Task prompt: Going through the entries below, work out how many lines have the string "trabajadores" in them. Give the number and nothing more.

+++ Provided information +++

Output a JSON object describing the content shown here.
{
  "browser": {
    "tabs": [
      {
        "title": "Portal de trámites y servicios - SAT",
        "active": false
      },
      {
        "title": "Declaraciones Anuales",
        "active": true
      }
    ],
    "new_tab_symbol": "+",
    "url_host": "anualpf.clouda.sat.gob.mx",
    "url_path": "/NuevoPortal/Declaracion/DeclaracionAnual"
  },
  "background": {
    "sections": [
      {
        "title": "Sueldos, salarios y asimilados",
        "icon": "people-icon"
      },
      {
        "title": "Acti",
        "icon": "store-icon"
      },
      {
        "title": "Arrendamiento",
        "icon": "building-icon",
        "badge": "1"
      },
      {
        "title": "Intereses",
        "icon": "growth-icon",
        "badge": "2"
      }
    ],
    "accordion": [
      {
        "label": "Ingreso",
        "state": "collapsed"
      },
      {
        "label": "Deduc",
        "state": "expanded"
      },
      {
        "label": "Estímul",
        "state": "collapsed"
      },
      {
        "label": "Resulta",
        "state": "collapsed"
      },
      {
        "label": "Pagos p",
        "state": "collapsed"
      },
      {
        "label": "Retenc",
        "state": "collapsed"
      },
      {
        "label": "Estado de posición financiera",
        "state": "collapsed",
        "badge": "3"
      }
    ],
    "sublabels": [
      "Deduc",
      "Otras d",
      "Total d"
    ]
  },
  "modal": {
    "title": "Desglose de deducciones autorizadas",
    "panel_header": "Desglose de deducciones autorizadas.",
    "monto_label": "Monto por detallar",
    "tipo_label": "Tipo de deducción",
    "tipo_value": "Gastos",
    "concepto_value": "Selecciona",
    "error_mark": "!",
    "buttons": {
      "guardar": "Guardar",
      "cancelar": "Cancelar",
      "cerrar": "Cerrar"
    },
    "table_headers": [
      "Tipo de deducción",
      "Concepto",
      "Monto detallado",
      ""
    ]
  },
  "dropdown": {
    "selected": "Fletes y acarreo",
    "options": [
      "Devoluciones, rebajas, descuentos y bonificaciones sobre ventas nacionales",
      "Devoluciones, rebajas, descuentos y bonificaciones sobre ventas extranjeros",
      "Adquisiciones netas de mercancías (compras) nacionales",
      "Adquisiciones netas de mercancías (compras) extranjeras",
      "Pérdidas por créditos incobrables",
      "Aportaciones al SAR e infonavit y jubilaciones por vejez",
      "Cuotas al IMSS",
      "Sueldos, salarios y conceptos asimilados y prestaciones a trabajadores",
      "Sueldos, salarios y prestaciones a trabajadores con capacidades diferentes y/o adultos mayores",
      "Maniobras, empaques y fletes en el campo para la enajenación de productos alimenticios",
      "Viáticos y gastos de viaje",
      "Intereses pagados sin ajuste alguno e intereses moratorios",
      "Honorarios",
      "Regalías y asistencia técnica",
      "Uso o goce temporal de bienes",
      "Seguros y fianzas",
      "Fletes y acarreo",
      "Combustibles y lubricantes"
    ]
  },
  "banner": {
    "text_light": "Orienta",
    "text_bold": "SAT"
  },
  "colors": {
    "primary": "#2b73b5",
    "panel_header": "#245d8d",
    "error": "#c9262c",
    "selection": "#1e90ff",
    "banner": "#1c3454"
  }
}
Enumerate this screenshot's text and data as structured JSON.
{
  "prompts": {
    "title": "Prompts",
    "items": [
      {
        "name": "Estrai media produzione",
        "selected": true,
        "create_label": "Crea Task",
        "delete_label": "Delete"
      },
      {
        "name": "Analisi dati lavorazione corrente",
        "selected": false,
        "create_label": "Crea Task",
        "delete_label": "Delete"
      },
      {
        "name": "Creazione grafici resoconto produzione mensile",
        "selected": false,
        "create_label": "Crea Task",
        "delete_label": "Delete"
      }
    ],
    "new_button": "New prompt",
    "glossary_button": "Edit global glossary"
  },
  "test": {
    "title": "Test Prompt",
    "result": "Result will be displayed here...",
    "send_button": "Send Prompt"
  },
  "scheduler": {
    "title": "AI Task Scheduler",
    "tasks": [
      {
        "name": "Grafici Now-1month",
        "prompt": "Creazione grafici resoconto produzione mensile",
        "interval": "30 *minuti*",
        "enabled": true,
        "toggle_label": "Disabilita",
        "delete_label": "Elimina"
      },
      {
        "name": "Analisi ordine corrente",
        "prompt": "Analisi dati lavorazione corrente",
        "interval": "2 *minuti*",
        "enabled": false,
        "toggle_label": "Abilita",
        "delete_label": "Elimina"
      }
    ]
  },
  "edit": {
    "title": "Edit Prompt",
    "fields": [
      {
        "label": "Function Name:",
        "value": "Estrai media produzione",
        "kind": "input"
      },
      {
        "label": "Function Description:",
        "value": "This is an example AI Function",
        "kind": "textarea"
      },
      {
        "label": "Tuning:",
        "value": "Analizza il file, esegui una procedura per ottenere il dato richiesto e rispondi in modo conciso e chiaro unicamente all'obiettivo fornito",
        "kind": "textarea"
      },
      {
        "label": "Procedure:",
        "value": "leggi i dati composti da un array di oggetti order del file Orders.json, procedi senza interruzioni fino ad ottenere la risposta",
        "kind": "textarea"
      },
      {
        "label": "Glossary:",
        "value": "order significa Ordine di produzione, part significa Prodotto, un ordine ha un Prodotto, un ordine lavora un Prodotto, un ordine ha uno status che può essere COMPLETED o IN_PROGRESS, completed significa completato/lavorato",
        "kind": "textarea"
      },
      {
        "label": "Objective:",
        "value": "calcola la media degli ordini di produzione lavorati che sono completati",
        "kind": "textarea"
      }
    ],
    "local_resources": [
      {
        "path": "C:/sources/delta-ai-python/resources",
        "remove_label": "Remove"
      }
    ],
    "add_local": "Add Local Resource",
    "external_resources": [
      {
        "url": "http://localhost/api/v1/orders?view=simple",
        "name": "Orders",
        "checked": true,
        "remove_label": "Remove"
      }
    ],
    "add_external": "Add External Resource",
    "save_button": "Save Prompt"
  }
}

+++

Solution to the exercise: 2